* What is needed *
Your task is to copy all of the data exactly.

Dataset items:
*-*-*

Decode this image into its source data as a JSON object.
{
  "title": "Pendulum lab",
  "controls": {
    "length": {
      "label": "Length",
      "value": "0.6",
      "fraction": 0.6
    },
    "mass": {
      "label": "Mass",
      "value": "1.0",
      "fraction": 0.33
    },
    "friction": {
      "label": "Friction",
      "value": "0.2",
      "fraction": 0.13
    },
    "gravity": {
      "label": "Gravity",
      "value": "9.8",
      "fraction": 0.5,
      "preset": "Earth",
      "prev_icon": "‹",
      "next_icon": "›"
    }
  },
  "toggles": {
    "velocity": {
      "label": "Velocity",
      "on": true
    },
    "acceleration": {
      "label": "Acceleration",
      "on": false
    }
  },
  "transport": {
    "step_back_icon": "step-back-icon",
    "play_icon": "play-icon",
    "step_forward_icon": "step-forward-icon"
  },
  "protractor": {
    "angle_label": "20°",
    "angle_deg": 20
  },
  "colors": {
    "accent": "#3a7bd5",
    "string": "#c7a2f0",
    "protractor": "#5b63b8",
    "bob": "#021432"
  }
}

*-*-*

* Answer to this task *
Decode this image into its source data as a JSON object.
{
  "title": "Pendulum lab",
  "controls": {
    "length": {
      "label": "Length",
      "value": "0.6",
      "fraction": 0.6
    },
    "mass": {
      "label": "Mass",
      "value": "1.0",
      "fraction": 0.33
    },
    "friction": {
      "label": "Friction",
      "value": "0.2",
      "fraction": 0.13
    },
    "gravity": {
      "label": "Gravity",
      "value": "9.8",
      "fraction": 0.5,
      "preset": "Earth",
      "prev_icon": "‹",
      "next_icon": "›"
    }
  },
  "toggles": {
    "velocity": {
      "label": "Velocity",
      "on": true
    },
    "acceleration": {
      "label": "Acceleration",
      "on": false
    }
  },
  "transport": {
    "step_back_icon": "step-back-icon",
    "play_icon": "play-icon",
    "step_forward_icon": "step-forward-icon"
  },
  "protractor": {
    "angle_label": "20°",
    "angle_deg": 20
  },
  "colors": {
    "accent": "#3a7bd5",
    "string": "#c7a2f0",
    "protractor": "#5b63b8",
    "bob": "#021432"
  }
}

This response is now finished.